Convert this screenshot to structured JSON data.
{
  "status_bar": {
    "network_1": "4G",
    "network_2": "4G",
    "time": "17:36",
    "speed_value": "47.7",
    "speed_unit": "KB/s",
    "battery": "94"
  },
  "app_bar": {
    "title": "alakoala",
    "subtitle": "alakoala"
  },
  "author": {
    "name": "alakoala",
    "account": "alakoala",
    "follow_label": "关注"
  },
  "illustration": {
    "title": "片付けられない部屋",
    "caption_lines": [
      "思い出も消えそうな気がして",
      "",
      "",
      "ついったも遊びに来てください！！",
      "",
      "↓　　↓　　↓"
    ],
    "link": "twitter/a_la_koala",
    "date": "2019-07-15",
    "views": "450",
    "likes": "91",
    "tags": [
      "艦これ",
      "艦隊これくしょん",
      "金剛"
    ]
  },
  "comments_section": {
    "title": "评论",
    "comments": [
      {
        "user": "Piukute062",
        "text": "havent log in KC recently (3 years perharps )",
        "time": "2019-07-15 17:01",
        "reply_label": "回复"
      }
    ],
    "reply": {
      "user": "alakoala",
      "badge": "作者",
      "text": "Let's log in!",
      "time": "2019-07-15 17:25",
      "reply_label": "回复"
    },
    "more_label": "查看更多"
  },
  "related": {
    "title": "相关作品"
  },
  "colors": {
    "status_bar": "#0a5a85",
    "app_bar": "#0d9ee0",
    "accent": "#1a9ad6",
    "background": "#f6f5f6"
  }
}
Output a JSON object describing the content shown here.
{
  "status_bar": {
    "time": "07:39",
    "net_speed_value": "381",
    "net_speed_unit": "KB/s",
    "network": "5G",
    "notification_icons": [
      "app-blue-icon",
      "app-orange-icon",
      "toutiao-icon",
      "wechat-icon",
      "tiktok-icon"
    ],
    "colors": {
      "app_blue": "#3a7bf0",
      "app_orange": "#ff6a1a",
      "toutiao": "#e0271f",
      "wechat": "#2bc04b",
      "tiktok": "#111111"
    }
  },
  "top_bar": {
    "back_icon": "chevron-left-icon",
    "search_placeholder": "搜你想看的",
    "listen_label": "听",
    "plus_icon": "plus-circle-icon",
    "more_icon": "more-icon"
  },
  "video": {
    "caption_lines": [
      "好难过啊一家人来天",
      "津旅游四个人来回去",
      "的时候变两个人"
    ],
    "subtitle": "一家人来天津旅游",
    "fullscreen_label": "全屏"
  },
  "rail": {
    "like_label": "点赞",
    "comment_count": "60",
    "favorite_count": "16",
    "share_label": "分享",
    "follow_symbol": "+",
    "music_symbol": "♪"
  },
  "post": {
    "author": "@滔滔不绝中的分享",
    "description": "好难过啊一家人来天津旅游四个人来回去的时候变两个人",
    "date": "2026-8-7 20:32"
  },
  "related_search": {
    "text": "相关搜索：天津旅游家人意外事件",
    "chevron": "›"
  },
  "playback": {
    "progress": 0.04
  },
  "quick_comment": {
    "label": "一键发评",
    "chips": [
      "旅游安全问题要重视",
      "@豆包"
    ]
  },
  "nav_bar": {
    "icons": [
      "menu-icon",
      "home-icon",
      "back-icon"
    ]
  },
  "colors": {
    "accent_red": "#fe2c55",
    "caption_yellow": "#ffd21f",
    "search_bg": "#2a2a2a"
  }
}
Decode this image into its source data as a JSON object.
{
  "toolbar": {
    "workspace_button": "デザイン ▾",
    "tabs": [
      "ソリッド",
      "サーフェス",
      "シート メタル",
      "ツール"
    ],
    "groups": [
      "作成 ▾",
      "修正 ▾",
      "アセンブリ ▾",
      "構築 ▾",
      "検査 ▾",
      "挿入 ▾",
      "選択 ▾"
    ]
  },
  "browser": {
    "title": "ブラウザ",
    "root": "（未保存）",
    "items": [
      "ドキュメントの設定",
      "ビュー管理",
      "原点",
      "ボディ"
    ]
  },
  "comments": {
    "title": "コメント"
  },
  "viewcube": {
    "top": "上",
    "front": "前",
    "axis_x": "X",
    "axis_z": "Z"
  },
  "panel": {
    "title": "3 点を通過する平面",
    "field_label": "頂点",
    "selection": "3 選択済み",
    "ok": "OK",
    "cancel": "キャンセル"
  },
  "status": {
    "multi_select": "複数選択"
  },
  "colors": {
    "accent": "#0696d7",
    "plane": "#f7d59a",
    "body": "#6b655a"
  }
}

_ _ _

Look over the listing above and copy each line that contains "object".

▶ **Answer box**:
Output a JSON object describing the content shown here.
Decode this image into its source data as a JSON object.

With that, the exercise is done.